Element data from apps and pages
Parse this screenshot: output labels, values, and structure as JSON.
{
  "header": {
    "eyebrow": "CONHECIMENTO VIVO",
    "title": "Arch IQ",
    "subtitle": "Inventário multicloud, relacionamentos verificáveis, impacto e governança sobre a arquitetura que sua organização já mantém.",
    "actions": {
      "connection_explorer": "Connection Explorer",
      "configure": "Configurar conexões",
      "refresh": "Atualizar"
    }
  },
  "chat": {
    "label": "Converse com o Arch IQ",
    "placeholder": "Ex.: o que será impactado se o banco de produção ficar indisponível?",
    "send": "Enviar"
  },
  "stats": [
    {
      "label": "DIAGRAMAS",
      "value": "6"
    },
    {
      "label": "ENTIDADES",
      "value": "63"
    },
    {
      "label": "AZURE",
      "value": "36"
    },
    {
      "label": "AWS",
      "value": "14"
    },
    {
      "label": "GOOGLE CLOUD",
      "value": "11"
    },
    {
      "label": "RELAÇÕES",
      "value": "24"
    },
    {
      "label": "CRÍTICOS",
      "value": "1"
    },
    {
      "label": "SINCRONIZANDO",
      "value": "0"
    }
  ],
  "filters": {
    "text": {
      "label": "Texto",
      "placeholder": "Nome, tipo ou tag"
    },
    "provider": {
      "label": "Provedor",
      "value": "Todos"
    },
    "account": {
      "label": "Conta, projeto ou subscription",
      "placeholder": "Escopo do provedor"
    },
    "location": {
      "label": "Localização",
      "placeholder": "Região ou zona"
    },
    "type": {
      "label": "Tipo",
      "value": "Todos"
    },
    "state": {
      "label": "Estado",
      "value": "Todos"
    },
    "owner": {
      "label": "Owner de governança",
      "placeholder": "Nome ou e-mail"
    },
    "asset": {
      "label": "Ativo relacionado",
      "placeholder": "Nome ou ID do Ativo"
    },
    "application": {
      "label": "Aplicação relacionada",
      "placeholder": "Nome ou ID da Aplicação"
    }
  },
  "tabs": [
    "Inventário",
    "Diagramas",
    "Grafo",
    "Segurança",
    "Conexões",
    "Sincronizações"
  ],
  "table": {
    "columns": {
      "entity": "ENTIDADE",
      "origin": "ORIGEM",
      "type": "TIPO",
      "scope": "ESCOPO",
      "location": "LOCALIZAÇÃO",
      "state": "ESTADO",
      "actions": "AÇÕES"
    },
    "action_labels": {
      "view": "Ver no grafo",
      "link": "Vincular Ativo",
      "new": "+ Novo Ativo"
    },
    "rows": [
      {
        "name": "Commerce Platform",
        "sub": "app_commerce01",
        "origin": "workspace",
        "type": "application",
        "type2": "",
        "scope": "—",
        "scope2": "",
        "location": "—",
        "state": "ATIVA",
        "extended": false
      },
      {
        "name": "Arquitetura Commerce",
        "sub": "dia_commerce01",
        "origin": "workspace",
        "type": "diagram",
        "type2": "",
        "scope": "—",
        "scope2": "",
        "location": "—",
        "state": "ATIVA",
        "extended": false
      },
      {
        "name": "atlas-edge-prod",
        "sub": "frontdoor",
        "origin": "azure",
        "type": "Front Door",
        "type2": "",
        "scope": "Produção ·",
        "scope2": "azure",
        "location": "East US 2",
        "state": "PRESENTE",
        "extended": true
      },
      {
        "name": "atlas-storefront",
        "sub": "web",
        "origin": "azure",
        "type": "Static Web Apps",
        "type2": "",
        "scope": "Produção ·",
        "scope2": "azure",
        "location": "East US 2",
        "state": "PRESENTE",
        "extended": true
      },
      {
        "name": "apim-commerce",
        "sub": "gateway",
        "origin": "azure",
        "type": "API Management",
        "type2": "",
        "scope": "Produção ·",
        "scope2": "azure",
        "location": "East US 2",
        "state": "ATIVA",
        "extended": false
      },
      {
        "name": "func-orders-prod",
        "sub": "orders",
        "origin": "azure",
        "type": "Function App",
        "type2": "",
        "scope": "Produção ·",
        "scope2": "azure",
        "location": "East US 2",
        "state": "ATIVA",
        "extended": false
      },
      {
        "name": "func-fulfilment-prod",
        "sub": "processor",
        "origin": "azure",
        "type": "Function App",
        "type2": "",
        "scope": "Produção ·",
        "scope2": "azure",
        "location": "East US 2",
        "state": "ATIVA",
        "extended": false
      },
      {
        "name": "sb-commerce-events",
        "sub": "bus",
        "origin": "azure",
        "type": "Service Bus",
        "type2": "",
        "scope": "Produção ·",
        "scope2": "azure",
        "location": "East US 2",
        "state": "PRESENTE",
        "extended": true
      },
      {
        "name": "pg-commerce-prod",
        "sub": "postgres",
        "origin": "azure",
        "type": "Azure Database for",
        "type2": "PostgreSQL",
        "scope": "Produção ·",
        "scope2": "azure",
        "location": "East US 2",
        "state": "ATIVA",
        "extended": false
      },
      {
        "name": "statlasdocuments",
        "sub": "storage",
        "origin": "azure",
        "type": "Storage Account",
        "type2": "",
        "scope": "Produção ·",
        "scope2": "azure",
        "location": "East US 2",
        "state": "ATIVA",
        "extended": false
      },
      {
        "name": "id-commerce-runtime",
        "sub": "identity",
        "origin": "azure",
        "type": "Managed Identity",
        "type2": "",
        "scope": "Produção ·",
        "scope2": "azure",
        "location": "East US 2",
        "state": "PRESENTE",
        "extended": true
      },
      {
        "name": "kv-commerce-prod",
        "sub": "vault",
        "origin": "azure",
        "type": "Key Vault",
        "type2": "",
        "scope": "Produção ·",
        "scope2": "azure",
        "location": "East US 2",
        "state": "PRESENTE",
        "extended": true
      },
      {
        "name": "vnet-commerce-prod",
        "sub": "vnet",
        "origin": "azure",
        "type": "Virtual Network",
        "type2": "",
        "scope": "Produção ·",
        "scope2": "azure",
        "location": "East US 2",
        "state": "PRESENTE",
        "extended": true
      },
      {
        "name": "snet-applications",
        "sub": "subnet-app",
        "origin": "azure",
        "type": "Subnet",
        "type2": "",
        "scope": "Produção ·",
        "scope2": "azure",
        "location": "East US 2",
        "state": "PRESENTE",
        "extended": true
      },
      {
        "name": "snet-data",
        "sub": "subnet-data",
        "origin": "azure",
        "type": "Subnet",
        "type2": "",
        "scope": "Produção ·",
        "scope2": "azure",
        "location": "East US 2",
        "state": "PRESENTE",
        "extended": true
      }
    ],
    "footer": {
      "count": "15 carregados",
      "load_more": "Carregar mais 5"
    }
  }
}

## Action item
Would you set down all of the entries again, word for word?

## Exercise answer
Parse this screenshot: output labels, values, and structure as JSON.
{
  "header": {
    "eyebrow": "CONHECIMENTO VIVO",
    "title": "Arch IQ",
    "subtitle": "Inventário multicloud, relacionamentos verificáveis, impacto e governança sobre a arquitetura que sua organização já mantém.",
    "actions": {
      "connection_explorer": "Connection Explorer",
      "configure": "Configurar conexões",
      "refresh": "Atualizar"
    }
  },
  "chat": {
    "label": "Converse com o Arch IQ",
    "placeholder": "Ex.: o que será impactado se o banco de produção ficar indisponível?",
    "send": "Enviar"
  },
  "stats": [
    {
      "label": "DIAGRAMAS",
      "value": "6"
    },
    {
      "label": "ENTIDADES",
      "value": "63"
    },
    {
      "label": "AZURE",
      "value": "36"
    },
    {
      "label": "AWS",
      "value": "14"
    },
    {
      "label": "GOOGLE CLOUD",
      "value": "11"
    },
    {
      "label": "RELAÇÕES",
      "value": "24"
    },
    {
      "label": "CRÍTICOS",
      "value": "1"
    },
    {
      "label": "SINCRONIZANDO",
      "value": "0"
    }
  ],
  "filters": {
    "text": {
      "label": "Texto",
      "placeholder": "Nome, tipo ou tag"
    },
    "provider": {
      "label": "Provedor",
      "value": "Todos"
    },
    "account": {
      "label": "Conta, projeto ou subscription",
      "placeholder": "Escopo do provedor"
    },
    "location": {
      "label": "Localização",
      "placeholder": "Região ou zona"
    },
    "type": {
      "label": "Tipo",
      "value": "Todos"
    },
    "state": {
      "label": "Estado",
      "value": "Todos"
    },
    "owner": {
      "label": "Owner de governança",
      "placeholder": "Nome ou e-mail"
    },
    "asset": {
      "label": "Ativo relacionado",
      "placeholder": "Nome ou ID do Ativo"
    },
    "application": {
      "label": "Aplicação relacionada",
      "placeholder": "Nome ou ID da Aplicação"
    }
  },
  "tabs": [
    "Inventário",
    "Diagramas",
    "Grafo",
    "Segurança",
    "Conexões",
    "Sincronizações"
  ],
  "table": {
    "columns": {
      "entity": "ENTIDADE",
      "origin": "ORIGEM",
      "type": "TIPO",
      "scope": "ESCOPO",
      "location": "LOCALIZAÇÃO",
      "state": "ESTADO",
      "actions": "AÇÕES"
    },
    "action_labels": {
      "view": "Ver no grafo",
      "link": "Vincular Ativo",
      "new": "+ Novo Ativo"
    },
    "rows": [
      {
        "name": "Commerce Platform",
        "sub": "app_commerce01",
        "origin": "workspace",
        "type": "application",
        "type2": "",
        "scope": "—",
        "scope2": "",
        "location": "—",
        "state": "ATIVA",
        "extended": false
      },
      {
        "name": "Arquitetura Commerce",
        "sub": "dia_commerce01",
        "origin": "workspace",
        "type": "diagram",
        "type2": "",
        "scope": "—",
        "scope2": "",
        "location": "—",
        "state": "ATIVA",
        "extended": false
      },
      {
        "name": "atlas-edge-prod",
        "sub": "frontdoor",
        "origin": "azure",
        "type": "Front Door",
        "type2": "",
        "scope": "Produção ·",
        "scope2": "azure",
        "location": "East US 2",
        "state": "PRESENTE",
        "extended": true
      },
      {
        "name": "atlas-storefront",
        "sub": "web",
        "origin": "azure",
        "type": "Static Web Apps",
        "type2": "",
        "scope": "Produção ·",
        "scope2": "azure",
        "location": "East US 2",
        "state": "PRESENTE",
        "extended": true
      },
      {
        "name": "apim-commerce",
        "sub": "gateway",
        "origin": "azure",
        "type": "API Management",
        "type2": "",
        "scope": "Produção ·",
        "scope2": "azure",
        "location": "East US 2",
        "state": "ATIVA",
        "extended": false
      },
      {
        "name": "func-orders-prod",
        "sub": "orders",
        "origin": "azure",
        "type": "Function App",
        "type2": "",
        "scope": "Produção ·",
        "scope2": "azure",
        "location": "East US 2",
        "state": "ATIVA",
        "extended": false
      },
      {
        "name": "func-fulfilment-prod",
        "sub": "processor",
        "origin": "azure",
        "type": "Function App",
        "type2": "",
        "scope": "Produção ·",
        "scope2": "azure",
        "location": "East US 2",
        "state": "ATIVA",
        "extended": false
      },
      {
        "name": "sb-commerce-events",
        "sub": "bus",
        "origin": "azure",
        "type": "Service Bus",
        "type2": "",
        "scope": "Produção ·",
        "scope2": "azure",
        "location": "East US 2",
        "state": "PRESENTE",
        "extended": true
      },
      {
        "name": "pg-commerce-prod",
        "sub": "postgres",
        "origin": "azure",
        "type": "Azure Database for",
        "type2": "PostgreSQL",
        "scope": "Produção ·",
        "scope2": "azure",
        "location": "East US 2",
        "state": "ATIVA",
        "extended": false
      },
      {
        "name": "statlasdocuments",
        "sub": "storage",
        "origin": "azure",
        "type": "Storage Account",
        "type2": "",
        "scope": "Produção ·",
        "scope2": "azure",
        "location": "East US 2",
        "state": "ATIVA",
        "extended": false
      },
      {
        "name": "id-commerce-runtime",
        "sub": "identity",
        "origin": "azure",
        "type": "Managed Identity",
        "type2": "",
        "scope": "Produção ·",
        "scope2": "azure",
        "location": "East US 2",
        "state": "PRESENTE",
        "extended": true
      },
      {
        "name": "kv-commerce-prod",
        "sub": "vault",
        "origin": "azure",
        "type": "Key Vault",
        "type2": "",
        "scope": "Produção ·",
        "scope2": "azure",
        "location": "East US 2",
        "state": "PRESENTE",
        "extended": true
      },
      {
        "name": "vnet-commerce-prod",
        "sub": "vnet",
        "origin": "azure",
        "type": "Virtual Network",
        "type2": "",
        "scope": "Produção ·",
        "scope2": "azure",
        "location": "East US 2",
        "state": "PRESENTE",
        "extended": true
      },
      {
        "name": "snet-applications",
        "sub": "subnet-app",
        "origin": "azure",
        "type": "Subnet",
        "type2": "",
        "scope": "Produção ·",
        "scope2": "azure",
        "location": "East US 2",
        "state": "PRESENTE",
        "extended": true
      },
      {
        "name": "snet-data",
        "sub": "subnet-data",
        "origin": "azure",
        "type": "Subnet",
        "type2": "",
        "scope": "Produção ·",
        "scope2": "azure",
        "location": "East US 2",
        "state": "PRESENTE",
        "extended": true
      }
    ],
    "footer": {
      "count": "15 carregados",
      "load_more": "Carregar mais 5"
    }
  }
}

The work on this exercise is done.